Though the entries hold pictures, only their text should be duplicated, exactly and in full.
..........
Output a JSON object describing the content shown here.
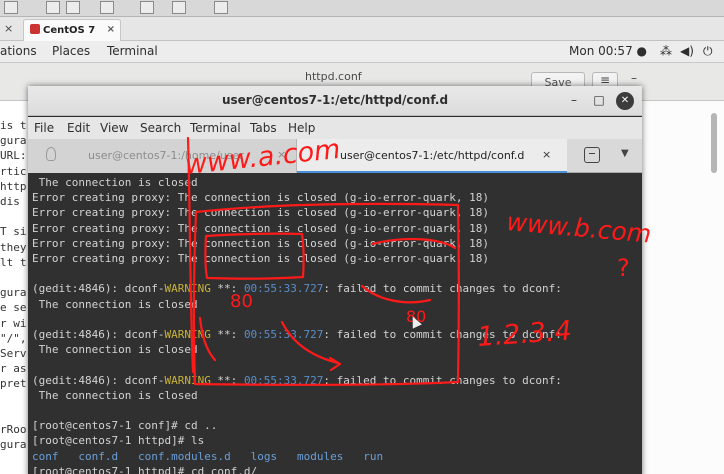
{
  "vm": {
    "tab_label": "CentOS 7",
    "tab_close": "×"
  },
  "gnome": {
    "applications": "ations",
    "places": "Places",
    "terminal": "Terminal",
    "clock": "Mon 00:57 ●",
    "icons": [
      "network-icon",
      "volume-icon",
      "power-icon"
    ]
  },
  "gedit": {
    "title": "httpd.conf",
    "save_label": "Save",
    "menu_glyph": "≡",
    "min_glyph": "–",
    "left_fragments": [
      "is t",
      "gura",
      "URL:",
      "rtic",
      "http",
      " dis",
      "",
      "T si",
      "they",
      "lt t",
      "",
      "gura",
      "e se",
      "r wi",
      "\"/\",",
      "Serv",
      "r as",
      "pret",
      "",
      "",
      "rRoo",
      "gura"
    ]
  },
  "terminal": {
    "title": "user@centos7-1:/etc/httpd/conf.d",
    "menu": [
      "File",
      "Edit",
      "View",
      "Search",
      "Terminal",
      "Tabs",
      "Help"
    ],
    "tabs": [
      {
        "label": "user@centos7-1:/home/user",
        "close": "×"
      },
      {
        "label": "user@centos7-1:/etc/httpd/conf.d",
        "close": "×"
      }
    ],
    "lines": {
      "l1": " The connection is closed",
      "l2": "Error creating proxy: The connection is closed (g-io-error-quark, 18)",
      "l3": "Error creating proxy: The connection is closed (g-io-error-quark, 18)",
      "l4": "Error creating proxy: The connection is closed (g-io-error-quark, 18)",
      "l5": "Error creating proxy: The connection is closed (g-io-error-quark, 18)",
      "l6": "Error creating proxy: The connection is closed (g-io-error-quark, 18)",
      "w_prefix": "(gedit:4846): dconf-",
      "w_word": "WARNING",
      "w_mid": " **: ",
      "w_time": "00:55:33.727",
      "w_tail": ": failed to commit changes to dconf:",
      "closed": " The connection is closed",
      "p1": "[root@centos7-1 conf]# cd ..",
      "p2": "[root@centos7-1 httpd]# ls",
      "ls": [
        "conf",
        "conf.d",
        "conf.modules.d",
        "logs",
        "modules",
        "run"
      ],
      "p3": "[root@centos7-1 httpd]# cd conf.d/"
    }
  },
  "annotations": {
    "a1": "www.a.com",
    "a2": "www.b.com",
    "a3": "80",
    "a4": "80",
    "a5": "?",
    "a6": "1.2.3.4"
  },
  "colors": {
    "annotation": "#ff1a1a",
    "terminal_bg": "#303030",
    "warning": "#c9b338",
    "timestamp": "#5a8ec8"
  }
}
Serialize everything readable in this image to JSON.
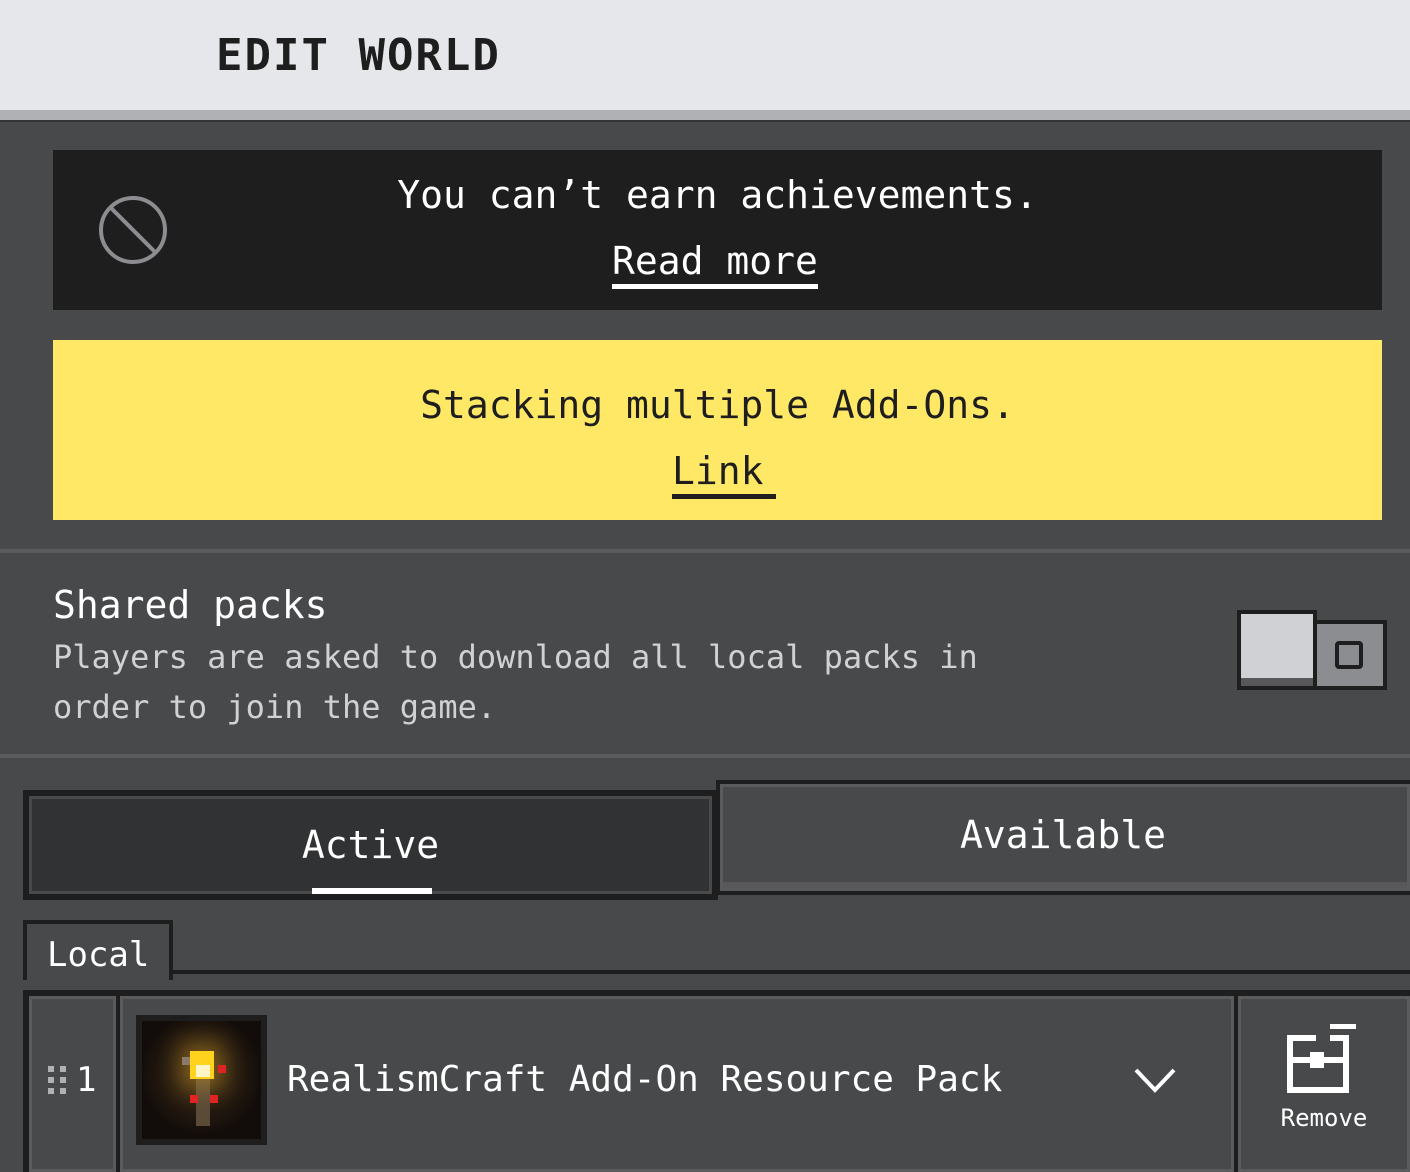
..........
— Task output —
Output a JSON object describing the content shown here.
{
  "vm": {
    "tab_label": "CentOS 7",
    "tab_close": "×"
  },
  "gnome": {
    "applications": "ations",
    "places": "Places",
    "terminal": "Terminal",
    "clock": "Mon 00:57 ●",
    "icons": [
      "network-icon",
      "volume-icon",
      "power-icon"
    ]
  },
  "gedit": {
    "title": "httpd.conf",
    "save_label": "Save",
    "menu_glyph": "≡",
    "min_glyph": "–",
    "left_fragments": [
      "is t",
      "gura",
      "URL:",
      "rtic",
      "http",
      " dis",
      "",
      "T si",
      "they",
      "lt t",
      "",
      "gura",
      "e se",
      "r wi",
      "\"/\",",
      "Serv",
      "r as",
      "pret",
      "",
      "",
      "rRoo",
      "gura"
    ]
  },
  "terminal": {
    "title": "user@centos7-1:/etc/httpd/conf.d",
    "menu": [
      "File",
      "Edit",
      "View",
      "Search",
      "Terminal",
      "Tabs",
      "Help"
    ],
    "tabs": [
      {
        "label": "user@centos7-1:/home/user",
        "close": "×"
      },
      {
        "label": "user@centos7-1:/etc/httpd/conf.d",
        "close": "×"
      }
    ],
    "lines": {
      "l1": " The connection is closed",
      "l2": "Error creating proxy: The connection is closed (g-io-error-quark, 18)",
      "l3": "Error creating proxy: The connection is closed (g-io-error-quark, 18)",
      "l4": "Error creating proxy: The connection is closed (g-io-error-quark, 18)",
      "l5": "Error creating proxy: The connection is closed (g-io-error-quark, 18)",
      "l6": "Error creating proxy: The connection is closed (g-io-error-quark, 18)",
      "w_prefix": "(gedit:4846): dconf-",
      "w_word": "WARNING",
      "w_mid": " **: ",
      "w_time": "00:55:33.727",
      "w_tail": ": failed to commit changes to dconf:",
      "closed": " The connection is closed",
      "p1": "[root@centos7-1 conf]# cd ..",
      "p2": "[root@centos7-1 httpd]# ls",
      "ls": [
        "conf",
        "conf.d",
        "conf.modules.d",
        "logs",
        "modules",
        "run"
      ],
      "p3": "[root@centos7-1 httpd]# cd conf.d/"
    }
  },
  "annotations": {
    "a1": "www.a.com",
    "a2": "www.b.com",
    "a3": "80",
    "a4": "80",
    "a5": "?",
    "a6": "1.2.3.4"
  },
  "colors": {
    "annotation": "#ff1a1a",
    "terminal_bg": "#303030",
    "warning": "#c9b338",
    "timestamp": "#5a8ec8"
  }
}
Serialize everything readable in this image to JSON.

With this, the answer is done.